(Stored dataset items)
┌────────

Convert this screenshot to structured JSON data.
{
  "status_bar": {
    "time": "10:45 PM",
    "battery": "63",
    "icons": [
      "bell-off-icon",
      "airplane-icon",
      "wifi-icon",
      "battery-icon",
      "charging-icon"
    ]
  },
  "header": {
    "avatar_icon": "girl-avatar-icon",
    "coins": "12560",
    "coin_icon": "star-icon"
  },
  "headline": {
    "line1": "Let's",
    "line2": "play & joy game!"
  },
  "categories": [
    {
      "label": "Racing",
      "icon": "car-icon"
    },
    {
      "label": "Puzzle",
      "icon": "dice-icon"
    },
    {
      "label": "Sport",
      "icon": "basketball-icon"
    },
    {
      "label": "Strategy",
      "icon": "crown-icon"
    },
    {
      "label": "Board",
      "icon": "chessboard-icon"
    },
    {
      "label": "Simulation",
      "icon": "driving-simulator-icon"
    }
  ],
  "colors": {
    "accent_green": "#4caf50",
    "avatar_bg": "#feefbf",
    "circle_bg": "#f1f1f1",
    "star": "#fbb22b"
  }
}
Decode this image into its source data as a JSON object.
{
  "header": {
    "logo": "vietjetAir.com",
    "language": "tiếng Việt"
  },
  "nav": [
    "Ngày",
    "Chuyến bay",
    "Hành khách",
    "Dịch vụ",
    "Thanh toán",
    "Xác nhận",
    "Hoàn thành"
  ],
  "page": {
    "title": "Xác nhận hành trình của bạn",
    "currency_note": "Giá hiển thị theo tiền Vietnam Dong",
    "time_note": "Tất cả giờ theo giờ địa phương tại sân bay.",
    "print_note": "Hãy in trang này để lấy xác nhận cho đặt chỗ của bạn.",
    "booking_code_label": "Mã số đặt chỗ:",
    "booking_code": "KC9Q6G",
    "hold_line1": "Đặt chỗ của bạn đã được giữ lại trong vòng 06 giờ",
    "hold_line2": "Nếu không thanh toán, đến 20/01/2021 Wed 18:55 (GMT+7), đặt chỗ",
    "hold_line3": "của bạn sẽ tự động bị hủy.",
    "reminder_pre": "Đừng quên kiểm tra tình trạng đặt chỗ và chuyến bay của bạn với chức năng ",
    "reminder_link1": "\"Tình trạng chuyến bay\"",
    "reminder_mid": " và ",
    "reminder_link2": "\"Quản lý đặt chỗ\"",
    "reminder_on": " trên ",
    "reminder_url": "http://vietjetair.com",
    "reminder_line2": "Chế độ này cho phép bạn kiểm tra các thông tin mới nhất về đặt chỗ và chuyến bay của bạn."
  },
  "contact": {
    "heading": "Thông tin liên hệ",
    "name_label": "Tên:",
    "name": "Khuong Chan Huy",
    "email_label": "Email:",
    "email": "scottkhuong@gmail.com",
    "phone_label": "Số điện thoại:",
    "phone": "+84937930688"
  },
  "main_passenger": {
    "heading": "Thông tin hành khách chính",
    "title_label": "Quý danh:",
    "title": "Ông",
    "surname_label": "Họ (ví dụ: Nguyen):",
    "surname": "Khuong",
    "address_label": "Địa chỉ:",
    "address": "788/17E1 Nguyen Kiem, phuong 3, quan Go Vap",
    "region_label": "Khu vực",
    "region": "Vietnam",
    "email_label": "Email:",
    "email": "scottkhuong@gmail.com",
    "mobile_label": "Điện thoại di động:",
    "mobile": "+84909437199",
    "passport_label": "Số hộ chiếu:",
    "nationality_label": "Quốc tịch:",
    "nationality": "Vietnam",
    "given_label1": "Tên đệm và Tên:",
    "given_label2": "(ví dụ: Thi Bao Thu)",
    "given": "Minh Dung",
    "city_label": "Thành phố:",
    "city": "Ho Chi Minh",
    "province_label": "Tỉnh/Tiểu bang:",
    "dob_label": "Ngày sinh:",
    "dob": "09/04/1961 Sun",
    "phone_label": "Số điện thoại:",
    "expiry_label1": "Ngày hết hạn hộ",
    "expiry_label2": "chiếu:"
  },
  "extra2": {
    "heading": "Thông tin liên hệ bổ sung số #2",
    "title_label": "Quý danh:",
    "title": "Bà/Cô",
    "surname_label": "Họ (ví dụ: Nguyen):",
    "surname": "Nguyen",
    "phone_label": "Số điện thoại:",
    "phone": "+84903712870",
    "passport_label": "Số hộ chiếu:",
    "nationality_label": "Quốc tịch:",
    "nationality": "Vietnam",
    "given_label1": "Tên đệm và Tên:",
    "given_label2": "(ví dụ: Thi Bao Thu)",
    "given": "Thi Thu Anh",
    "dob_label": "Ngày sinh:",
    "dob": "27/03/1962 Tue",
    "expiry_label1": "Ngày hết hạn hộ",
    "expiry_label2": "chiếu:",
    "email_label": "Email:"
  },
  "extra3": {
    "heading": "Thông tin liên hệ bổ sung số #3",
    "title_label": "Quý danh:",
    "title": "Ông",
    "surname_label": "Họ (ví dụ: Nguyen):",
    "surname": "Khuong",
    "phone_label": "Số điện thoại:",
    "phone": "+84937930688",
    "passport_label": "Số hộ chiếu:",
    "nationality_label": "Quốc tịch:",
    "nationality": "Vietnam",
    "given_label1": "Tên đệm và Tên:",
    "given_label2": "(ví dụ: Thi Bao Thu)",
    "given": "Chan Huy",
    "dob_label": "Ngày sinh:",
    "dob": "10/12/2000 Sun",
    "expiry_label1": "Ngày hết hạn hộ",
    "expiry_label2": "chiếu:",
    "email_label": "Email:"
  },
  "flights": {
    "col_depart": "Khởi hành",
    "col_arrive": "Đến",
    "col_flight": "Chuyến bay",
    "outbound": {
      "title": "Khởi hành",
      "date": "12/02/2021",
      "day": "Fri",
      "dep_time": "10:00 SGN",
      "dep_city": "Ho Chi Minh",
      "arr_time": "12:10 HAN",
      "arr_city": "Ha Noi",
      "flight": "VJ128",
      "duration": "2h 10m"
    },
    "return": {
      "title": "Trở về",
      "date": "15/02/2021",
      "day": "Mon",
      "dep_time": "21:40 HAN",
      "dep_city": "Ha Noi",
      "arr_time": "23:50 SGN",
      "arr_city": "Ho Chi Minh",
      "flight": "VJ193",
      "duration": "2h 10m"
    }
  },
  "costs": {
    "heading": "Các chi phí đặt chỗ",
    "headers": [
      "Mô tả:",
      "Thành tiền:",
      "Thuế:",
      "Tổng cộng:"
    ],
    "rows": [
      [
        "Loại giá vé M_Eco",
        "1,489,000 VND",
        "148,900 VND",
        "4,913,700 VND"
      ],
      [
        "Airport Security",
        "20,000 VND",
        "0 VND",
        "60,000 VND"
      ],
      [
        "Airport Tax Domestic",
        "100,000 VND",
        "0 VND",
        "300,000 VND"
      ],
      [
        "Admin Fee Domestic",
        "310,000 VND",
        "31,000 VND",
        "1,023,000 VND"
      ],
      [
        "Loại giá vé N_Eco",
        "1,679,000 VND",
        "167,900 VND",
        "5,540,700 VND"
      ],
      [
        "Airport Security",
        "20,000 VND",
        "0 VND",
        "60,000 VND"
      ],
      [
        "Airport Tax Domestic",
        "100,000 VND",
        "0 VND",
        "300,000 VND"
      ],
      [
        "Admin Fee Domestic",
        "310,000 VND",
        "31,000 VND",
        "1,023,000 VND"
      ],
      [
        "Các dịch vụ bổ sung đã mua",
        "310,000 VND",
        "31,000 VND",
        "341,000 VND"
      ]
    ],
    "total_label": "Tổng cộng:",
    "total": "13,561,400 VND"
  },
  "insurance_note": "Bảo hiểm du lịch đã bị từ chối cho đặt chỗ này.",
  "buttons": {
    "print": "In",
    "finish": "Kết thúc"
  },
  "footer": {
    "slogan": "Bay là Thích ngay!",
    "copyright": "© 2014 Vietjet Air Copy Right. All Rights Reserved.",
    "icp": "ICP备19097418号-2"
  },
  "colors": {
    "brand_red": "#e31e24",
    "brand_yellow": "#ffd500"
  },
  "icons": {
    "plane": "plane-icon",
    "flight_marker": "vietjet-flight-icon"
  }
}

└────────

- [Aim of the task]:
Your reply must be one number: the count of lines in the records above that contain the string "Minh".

- [Task solution]:
4